Sexual violence against women and girls was also “widespread and indeed notorious in military training camps”, the report said.
“The commission finds that systematic, widespread and gross human rights violations have been and are being committed in Eritrea under the authority of the government,” the report said, adding that some of the abuses “may constitute crimes against humanity”.
In the first reaction to the report by the government, Yemane Ghebremeskel, the director of the Eritrean president’s office, said: “From what I have seen in the introduction, they speak about 550 confidential interviews and 160 submissions. Can you really draw sweeping generalisations from this sample?
“They even admit, rather foolishly to me, that they have stretched the temporal scope of the inquiry to ‘the investigation from the independence of Eritrea until present day’,” he added.
“This is not within their purview in the first place. But in so doing, they reveal their agenda is to reverse/question Eritrea’s independence.”
Scope ‘seldom witnessed’
The three-member commission, which included the UN’s top expert on the rights situation in Eritrea, Sheila Keetharuth, said in a statement that the violations in the country were occurring on a “scope and scale seldom witnessed elsewhere”.

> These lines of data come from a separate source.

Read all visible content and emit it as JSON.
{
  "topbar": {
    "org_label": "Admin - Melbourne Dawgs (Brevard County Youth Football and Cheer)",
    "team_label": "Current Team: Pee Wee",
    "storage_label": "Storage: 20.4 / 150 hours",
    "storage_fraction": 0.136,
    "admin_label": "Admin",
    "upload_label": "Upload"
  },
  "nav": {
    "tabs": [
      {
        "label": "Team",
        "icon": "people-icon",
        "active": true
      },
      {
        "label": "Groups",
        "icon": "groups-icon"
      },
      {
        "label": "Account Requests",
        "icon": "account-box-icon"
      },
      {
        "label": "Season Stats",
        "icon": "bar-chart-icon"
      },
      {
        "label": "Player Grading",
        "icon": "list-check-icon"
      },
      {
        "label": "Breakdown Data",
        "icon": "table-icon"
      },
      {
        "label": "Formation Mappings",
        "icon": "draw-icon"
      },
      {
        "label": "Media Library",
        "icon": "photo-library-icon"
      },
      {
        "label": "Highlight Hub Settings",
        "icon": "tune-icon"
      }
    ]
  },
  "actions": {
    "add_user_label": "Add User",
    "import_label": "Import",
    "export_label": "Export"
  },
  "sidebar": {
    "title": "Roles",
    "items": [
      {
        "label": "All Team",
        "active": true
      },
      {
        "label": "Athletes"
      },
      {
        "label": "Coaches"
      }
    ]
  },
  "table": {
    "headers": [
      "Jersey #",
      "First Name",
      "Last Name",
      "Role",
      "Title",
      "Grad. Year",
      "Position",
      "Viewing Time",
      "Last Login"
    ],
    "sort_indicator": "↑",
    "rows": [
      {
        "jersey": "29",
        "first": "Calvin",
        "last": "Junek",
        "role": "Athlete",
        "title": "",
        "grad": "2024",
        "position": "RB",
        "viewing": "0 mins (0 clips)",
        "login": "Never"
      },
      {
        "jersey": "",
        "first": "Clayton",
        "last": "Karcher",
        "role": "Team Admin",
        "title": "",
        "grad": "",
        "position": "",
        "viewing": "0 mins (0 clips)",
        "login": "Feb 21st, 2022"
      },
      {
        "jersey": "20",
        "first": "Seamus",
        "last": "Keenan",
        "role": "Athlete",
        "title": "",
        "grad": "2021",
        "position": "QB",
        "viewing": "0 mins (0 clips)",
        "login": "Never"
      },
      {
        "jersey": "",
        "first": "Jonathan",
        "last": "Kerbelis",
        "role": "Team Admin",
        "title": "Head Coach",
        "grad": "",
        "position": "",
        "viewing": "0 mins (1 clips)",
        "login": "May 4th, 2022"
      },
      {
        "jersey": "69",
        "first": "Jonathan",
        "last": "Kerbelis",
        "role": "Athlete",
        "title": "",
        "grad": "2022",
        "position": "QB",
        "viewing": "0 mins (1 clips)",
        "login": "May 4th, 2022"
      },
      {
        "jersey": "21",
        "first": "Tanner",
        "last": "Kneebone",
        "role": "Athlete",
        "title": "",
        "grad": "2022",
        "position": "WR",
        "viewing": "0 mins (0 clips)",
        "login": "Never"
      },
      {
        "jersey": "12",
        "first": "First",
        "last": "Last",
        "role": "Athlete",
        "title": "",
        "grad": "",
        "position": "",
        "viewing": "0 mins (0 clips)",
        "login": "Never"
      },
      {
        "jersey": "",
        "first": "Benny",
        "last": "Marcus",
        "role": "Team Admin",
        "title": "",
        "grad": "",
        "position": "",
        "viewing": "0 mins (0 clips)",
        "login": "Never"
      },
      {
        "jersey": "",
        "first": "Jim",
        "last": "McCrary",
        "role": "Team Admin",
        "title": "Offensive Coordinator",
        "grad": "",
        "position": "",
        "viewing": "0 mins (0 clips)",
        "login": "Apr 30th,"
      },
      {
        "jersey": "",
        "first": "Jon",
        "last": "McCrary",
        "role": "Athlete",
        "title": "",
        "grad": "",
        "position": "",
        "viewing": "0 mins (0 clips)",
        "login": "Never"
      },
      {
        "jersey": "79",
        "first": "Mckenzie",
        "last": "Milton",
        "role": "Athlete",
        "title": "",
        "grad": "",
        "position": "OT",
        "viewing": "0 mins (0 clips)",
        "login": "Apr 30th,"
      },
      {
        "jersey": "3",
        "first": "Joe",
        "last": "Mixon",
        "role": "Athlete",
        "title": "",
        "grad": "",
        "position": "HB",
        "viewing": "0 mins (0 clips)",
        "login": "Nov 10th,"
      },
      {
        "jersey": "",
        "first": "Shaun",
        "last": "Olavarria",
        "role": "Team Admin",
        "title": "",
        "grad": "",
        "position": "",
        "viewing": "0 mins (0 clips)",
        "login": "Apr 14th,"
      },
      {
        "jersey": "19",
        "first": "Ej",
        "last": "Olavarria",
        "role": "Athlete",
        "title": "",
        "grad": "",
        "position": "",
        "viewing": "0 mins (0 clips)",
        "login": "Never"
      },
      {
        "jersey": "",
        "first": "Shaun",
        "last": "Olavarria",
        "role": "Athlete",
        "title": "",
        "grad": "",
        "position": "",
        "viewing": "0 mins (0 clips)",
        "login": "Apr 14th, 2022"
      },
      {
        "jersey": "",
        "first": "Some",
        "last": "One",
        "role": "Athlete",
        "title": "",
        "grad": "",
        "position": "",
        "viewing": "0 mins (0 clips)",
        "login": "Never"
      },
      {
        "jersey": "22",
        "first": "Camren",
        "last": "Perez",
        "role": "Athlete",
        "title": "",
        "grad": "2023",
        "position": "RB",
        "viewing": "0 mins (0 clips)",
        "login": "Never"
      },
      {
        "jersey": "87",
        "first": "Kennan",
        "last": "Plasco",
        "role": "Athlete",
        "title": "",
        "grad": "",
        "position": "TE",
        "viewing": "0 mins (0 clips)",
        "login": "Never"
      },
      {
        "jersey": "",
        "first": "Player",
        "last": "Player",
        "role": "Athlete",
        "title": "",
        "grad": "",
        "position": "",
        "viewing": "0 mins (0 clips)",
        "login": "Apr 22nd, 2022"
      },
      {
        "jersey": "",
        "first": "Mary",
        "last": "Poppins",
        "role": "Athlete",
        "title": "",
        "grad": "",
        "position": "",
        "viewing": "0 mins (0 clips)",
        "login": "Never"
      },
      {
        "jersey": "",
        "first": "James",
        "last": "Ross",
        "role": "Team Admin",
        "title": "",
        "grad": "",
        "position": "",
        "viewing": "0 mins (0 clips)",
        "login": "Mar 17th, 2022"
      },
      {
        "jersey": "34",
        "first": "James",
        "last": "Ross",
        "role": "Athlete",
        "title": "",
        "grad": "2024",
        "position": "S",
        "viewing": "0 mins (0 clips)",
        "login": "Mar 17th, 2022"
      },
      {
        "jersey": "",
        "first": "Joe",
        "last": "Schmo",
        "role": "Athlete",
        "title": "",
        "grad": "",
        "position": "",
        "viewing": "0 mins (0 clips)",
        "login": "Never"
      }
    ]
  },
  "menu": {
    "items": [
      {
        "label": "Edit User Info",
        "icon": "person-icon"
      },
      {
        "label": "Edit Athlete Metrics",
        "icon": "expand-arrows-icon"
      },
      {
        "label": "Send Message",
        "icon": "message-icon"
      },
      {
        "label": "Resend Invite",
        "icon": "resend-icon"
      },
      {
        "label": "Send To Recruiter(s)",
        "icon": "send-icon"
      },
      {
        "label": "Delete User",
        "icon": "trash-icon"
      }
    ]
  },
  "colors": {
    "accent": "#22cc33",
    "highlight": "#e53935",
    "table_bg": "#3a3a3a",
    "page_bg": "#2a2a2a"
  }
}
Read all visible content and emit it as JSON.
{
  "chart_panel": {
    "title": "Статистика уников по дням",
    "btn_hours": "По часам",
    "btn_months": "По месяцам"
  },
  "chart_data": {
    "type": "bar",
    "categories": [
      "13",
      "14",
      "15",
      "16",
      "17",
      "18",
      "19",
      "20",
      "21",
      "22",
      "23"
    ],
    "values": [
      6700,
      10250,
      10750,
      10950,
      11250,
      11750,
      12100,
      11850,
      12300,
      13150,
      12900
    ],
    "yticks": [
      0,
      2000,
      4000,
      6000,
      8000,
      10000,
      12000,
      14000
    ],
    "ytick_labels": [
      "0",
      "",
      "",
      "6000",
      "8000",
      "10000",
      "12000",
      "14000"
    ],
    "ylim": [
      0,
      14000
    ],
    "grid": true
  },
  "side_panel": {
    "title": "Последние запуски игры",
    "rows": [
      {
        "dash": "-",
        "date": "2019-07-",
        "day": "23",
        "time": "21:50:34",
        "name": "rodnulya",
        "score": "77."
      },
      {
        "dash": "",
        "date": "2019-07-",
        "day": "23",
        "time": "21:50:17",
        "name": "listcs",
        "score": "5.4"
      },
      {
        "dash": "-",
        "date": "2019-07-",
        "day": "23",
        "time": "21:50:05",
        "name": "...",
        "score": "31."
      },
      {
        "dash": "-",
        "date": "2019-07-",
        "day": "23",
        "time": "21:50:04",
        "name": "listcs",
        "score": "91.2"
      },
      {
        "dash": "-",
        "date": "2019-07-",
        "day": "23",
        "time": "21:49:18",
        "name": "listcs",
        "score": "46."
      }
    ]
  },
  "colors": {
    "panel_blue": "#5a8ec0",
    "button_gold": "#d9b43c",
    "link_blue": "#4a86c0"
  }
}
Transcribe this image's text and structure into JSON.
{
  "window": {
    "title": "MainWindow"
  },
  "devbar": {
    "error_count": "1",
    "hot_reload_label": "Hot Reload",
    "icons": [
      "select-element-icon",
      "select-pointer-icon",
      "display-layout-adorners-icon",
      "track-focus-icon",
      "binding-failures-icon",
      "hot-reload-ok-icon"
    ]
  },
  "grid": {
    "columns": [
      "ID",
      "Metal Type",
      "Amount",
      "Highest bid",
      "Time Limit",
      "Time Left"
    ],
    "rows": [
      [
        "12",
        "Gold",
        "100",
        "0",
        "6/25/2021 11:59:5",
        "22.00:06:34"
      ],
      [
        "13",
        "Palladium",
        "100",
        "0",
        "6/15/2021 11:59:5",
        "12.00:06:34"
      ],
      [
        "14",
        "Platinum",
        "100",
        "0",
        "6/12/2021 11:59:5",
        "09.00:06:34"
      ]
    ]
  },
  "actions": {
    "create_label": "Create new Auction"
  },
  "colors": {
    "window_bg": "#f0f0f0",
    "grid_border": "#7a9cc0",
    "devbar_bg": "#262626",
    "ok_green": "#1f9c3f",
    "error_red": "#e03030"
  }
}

The situation has sparked a massive exodus from Eritrea, which is the second largest source of migrants after Syria who are risking their lives to cross the Mediterranean to get to Europe.
“Faced with a seemingly hopeless situation they feel powerless to change, hundreds of thousands of Eritreans are fleeing their country,” the report said.
In mid-2014, the UN refugee agency counted nearly 360,000 refugees worldwide from Eritrea, which broke away from Ethiopia in 1991 after a brutal 30-year independence struggle.
“In desperation, they resort to deadly escape routes through deserts and neighbouring war-torn countries and across dangerous seas in search of safety,” the report said, adding that fleeing Eritreans “risk capture, torture and death at the hands of ruthless human traffickers“.
The investigators urged the international community to welcome fleeing Eritreans, offer them protection and make their migration routes safer and, above all, not send them “back to danger”.
They described a society of mass-surveillance, where neighbours and family members were drafted to inform on each other, and where people could be held for years in horrific conditions without ever knowing what crime they committed.
The report found the existence of such a pervasive control system generated a general climate of fear and mistrust in communities and even within families. A practice of punishing family members for the behaviour of a relative also violated international standards.
It also reported that the government systematically silenced anyone perceived as criticising it or its policies. The government also tortured followers of non-authorised religious denominations and violated due processes of law.
The report also said that what was meant to be the supreme law of the country, the Constitution of 1997, had never been implemented. The National Assembly stopped convening in 2002 and laws were just passed by government decree.
The probe was ordered by the UN Human Rights Council a year ago and the investigators will present their findings to the body on June 23.